As mentioned previously, marijuana use that begins at an early age puts individuals at risk for mental illness. Research shows girls (ages 14-15) who used marijuana daily were 5 times more likely to suffer from depression at age 21. Daily use in young women is also associated with a significant increase in the chance of reporting a state of depression and anxiety. 13% of of young users will become dependent on the drug.
Marijuana can also negatively affect cognitive function, with regular use potentially causing a drop in IQ of up to 8 points. Studies show that 3,300 teens try weed for the first time every day, which showcases its distinct prevalence among youth.
Legalization of Marijuana
Over the years, marijuana legalization has become a hot topic of debate in U.S. politics. Currently, you can legally use marijuana recreationally in 10 states (20% of the nation). The rise of marijuana for medical use has contributed greatly to the increasing acceptance of the drug. Almost 30 states (56% of the country) have legalized medical marijuana. More and more people are using the drug as the social stigma attached to it diminishes.
Legal marijuana has been making great economic strides as well. In 2016, the legal marijuana industry made between $4-$4.5 billion. In 2017, the industry made $10 billion — a 30% increase in the span of one year. It is one of the fastest growing businesses, with a 26% compound growth rate each year.
Analytic results predict that the legal marijuana industry could be worth $50 billion by 2026.
Studies also show that more than half of Americans (at least 56%) believe using marijuana is “socially acceptable. Many public opinion surveys also report that 60% of Americans support legal marijuana. However, this does not set up adequate parameters for specific, correct data. The 2017 Yahoo/Marist Survey asked questions on recreational use and medical marijuana separately. It discovered that about 83% of Americans support the legalization of medical marijuana.
When it came to the question of recreational marijuana legalization, there was a division amongst individuals. However, many states have already legalized the drug for recreational use. These states include Alaska, California, Colorado, Maine, Massachusetts, Michigan, Nevada, Oregon, Vermont, and Washington. People can purchase marijuana from dispensaries in these states and use marijuana in a regulated manner.
Data shows that Americans are leaning toward the supportive side of recreational marijuana. Other data has revealed that people who have tried marijuana are much more likely to approve of it.

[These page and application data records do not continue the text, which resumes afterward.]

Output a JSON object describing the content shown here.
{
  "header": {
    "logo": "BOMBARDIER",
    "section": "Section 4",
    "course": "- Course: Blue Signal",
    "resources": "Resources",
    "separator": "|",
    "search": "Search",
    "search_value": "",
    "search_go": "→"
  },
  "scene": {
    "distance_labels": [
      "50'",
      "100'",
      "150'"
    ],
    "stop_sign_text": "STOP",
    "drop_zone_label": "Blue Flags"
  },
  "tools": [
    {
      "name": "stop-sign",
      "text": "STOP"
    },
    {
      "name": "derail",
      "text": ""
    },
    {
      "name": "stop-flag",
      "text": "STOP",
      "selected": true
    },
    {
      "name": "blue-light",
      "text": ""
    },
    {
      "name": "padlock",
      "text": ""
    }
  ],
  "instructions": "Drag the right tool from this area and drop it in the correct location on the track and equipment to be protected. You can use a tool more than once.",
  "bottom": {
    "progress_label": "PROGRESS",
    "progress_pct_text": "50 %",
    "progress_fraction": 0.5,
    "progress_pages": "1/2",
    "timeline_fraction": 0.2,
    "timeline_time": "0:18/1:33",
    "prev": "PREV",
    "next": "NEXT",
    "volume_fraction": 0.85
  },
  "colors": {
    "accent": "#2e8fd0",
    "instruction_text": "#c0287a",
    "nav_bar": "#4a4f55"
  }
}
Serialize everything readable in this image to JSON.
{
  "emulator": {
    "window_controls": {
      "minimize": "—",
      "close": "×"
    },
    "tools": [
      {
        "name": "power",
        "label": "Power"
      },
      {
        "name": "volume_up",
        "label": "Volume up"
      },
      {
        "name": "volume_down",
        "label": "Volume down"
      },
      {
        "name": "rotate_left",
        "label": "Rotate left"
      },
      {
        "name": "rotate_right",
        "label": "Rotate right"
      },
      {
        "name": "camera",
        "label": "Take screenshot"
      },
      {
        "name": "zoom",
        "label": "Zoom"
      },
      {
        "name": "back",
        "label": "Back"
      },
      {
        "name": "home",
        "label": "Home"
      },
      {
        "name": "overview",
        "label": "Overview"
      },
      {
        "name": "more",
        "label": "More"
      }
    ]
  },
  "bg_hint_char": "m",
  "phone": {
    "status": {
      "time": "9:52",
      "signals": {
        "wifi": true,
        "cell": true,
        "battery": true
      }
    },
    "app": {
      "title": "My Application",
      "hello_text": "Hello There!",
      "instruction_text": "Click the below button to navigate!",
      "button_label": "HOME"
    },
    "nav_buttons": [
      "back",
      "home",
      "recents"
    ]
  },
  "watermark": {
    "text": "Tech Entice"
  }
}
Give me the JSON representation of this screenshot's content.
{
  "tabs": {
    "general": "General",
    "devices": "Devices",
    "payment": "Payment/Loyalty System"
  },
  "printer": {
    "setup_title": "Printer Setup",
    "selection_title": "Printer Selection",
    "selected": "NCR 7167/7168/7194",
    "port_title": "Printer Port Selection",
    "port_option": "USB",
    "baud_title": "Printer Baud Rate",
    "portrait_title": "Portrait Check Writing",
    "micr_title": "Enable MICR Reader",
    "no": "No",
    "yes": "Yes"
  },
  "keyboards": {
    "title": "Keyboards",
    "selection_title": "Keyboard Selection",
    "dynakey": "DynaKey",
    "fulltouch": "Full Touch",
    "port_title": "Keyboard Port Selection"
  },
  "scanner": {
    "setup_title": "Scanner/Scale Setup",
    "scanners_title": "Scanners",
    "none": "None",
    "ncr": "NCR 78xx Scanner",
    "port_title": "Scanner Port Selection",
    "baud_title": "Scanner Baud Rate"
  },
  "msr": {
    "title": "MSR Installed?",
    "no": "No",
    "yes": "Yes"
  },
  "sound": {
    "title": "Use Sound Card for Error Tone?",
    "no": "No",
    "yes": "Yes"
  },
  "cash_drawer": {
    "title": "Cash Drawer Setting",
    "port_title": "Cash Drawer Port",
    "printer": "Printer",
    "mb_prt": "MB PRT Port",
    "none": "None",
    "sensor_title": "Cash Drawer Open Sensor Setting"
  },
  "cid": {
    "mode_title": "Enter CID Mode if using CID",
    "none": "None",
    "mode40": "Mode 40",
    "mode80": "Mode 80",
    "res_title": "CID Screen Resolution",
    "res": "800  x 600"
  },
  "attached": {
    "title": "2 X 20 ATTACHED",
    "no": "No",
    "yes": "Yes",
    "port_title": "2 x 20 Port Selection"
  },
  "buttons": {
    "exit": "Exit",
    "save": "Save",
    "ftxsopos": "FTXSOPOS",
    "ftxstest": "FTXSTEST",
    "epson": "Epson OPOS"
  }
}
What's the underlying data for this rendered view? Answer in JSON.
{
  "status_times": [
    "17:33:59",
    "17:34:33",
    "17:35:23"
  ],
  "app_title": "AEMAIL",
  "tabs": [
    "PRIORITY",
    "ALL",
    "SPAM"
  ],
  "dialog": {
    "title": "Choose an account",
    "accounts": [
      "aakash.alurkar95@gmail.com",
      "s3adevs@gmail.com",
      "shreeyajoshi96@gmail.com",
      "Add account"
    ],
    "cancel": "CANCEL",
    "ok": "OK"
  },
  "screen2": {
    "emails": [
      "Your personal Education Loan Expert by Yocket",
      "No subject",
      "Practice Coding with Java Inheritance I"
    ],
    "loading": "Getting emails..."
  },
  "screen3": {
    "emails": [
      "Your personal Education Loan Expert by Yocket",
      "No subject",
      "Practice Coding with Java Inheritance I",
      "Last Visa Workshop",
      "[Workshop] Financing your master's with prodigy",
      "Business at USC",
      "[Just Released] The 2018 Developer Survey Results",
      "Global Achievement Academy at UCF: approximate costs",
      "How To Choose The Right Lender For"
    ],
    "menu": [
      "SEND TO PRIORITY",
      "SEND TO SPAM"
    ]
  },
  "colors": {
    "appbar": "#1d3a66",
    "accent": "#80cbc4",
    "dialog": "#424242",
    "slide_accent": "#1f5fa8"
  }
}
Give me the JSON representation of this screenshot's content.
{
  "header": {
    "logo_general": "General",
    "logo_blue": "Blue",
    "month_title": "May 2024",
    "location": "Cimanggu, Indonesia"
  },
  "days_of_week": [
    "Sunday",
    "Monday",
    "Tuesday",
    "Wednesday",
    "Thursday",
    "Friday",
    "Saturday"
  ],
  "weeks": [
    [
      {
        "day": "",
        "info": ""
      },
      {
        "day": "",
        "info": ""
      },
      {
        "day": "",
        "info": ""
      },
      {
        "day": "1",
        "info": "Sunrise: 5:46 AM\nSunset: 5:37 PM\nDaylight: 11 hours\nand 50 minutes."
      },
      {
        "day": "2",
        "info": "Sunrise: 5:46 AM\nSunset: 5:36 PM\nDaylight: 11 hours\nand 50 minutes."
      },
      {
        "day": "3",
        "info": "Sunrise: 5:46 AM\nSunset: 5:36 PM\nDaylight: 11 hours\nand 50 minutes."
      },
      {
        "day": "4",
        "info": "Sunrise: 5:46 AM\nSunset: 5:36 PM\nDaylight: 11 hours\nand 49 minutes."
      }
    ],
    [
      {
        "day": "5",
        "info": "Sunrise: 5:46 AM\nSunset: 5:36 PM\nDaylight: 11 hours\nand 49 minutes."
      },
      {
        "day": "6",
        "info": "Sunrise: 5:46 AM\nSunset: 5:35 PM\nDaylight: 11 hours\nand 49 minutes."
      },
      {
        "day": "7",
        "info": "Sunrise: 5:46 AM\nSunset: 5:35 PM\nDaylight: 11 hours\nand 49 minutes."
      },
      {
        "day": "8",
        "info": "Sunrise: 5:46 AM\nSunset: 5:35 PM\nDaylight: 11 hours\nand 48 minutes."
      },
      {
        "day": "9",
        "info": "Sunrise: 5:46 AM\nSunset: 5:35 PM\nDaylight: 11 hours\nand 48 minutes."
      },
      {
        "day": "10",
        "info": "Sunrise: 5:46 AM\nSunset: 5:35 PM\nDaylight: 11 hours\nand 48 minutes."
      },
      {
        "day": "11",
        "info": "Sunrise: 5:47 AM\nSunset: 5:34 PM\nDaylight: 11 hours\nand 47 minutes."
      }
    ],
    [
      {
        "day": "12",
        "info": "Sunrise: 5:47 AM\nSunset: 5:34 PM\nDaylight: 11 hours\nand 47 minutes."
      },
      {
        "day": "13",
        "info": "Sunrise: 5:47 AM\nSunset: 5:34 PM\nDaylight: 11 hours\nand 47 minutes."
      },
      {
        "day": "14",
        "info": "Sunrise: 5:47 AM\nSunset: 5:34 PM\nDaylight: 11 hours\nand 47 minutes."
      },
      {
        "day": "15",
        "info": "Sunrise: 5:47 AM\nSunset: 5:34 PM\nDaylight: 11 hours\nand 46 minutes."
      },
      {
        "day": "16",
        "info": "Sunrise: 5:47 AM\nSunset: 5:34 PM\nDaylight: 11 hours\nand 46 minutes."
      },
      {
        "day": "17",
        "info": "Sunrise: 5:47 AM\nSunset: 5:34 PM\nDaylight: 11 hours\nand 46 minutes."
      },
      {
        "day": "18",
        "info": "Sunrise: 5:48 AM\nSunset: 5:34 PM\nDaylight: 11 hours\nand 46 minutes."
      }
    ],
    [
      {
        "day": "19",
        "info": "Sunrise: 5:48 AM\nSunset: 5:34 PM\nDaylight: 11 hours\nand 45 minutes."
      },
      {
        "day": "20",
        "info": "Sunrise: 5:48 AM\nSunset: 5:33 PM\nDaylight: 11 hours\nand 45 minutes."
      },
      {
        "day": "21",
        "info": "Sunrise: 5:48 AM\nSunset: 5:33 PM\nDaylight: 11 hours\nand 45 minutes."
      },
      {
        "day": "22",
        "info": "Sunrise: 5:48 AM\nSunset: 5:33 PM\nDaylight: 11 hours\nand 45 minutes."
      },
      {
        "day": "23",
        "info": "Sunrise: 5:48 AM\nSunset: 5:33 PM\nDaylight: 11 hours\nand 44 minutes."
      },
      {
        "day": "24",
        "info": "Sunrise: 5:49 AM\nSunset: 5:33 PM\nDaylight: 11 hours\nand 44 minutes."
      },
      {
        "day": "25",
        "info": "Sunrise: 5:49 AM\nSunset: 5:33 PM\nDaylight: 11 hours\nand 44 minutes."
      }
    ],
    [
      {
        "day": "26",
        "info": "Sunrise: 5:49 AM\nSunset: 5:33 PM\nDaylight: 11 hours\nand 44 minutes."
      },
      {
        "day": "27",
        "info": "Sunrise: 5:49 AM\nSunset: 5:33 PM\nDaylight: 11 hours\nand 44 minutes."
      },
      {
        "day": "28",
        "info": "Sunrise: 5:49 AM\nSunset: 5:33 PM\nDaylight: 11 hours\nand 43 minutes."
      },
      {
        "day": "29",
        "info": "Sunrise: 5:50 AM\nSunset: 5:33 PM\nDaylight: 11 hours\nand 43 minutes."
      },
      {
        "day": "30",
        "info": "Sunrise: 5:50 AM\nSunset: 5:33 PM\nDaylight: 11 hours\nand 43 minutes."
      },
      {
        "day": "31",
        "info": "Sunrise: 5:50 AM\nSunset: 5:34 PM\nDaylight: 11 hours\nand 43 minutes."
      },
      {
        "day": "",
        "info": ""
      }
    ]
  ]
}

70% of people who have tried marijuana support recreational legalization, while 26% of those who haven’t, oppose to it. However, despite this widespread support, most marijuana users are not keen on admitting use is “just for fun.” Survey results revealed utilitarian answers to the question, “Why do you use marijuana?”
Despite the widespread usage and acceptance of marijuana, as well as its legalization in parts of the country, marijuana arrests sill account for a high number of arrests. According to the ACLU’s original analysis, marijuana arrests now account for over half of all drug arrests in the United States. The Washington Post explicates that, in 2016, more people were arrested for marijuana possession than for all crimes the FBI classifies as violent, according to a 2016 crime report.
Over the past years, arrests typically involved simple drug possession offenses, which accounted for 85-90% of all drug arrests. Small-time marijuana possession arrests accounted for around 40%. That means, out of 1.5 million drug arrests last year, approximately 1.3 million of them were not drug kingpins, major dealers, or cartel members.